Prof. Godfred Alufar Bokpin has maintained that while it appears the incumbent government may have performed better than the previous administration in the handling of Ghana’s debt stock, it is not a yardstick to claim they have a better benchmark in managing the debt stock.
Challenging the vice president, Dr. Mahamudu Bawumia’s claims that even though the country’s debt levels have gone up, they (NPP) have done a better job at the management of the economy, Prof. Bokpin disagreed, reports myjoyonline.com.
Earlier, the vice president, while speaking at the regional seminar of the Tertiary Students Confederacy of the NPP (TESCON), at the University of Cape Coast, he claimed that Ghana’s interest rate, inflation, exchange rate depreciation, and growth have all been managed well by them.
He continued that this shows that they have done a far better job at the management of the country’s debt levels.
But Prof Bokpin maintains that such dynamics cannot mean they have been better managers.
He explained that the only workable comparison to be made in such a case will be between what is the country’s current economic situation against what pertains in countries elsewhere.

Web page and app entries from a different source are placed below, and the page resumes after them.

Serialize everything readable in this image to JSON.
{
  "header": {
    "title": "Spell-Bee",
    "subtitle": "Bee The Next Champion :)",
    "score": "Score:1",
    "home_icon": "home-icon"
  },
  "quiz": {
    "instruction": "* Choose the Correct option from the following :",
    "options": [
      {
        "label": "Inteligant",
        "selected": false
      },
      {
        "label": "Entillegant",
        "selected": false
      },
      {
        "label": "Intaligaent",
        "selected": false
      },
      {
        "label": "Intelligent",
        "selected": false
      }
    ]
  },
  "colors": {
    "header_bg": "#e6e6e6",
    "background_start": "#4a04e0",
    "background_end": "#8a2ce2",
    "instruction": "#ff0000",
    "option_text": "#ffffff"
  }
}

He said that “You cannot totally, looking at all the indicators, describe where we find ourselves as prudent debt management. If you look at it in relation to the other macro variables, we have seen some improvement but I think we should not set a trap for ourselves with all these comparisons.”
He continued that “When you even look at the debt levels, and here I’m not going to celebrate the debt to GDP ratio because we do know that it doesn’t tell us the entire story. We also want to look at the implication of rising debt, you want to look at debt service to revenue ratio and we want to find out from government, has that improved? will that constitute prudent debt management?
“The answer will be no, because we are spending more than 50% of our non-oil tax revenue just to service our debt and that is unacceptable by any definition any day any time because when you look at how much we are setting aside just to service the debt, it leaves very little or nothing for the country to spend on.”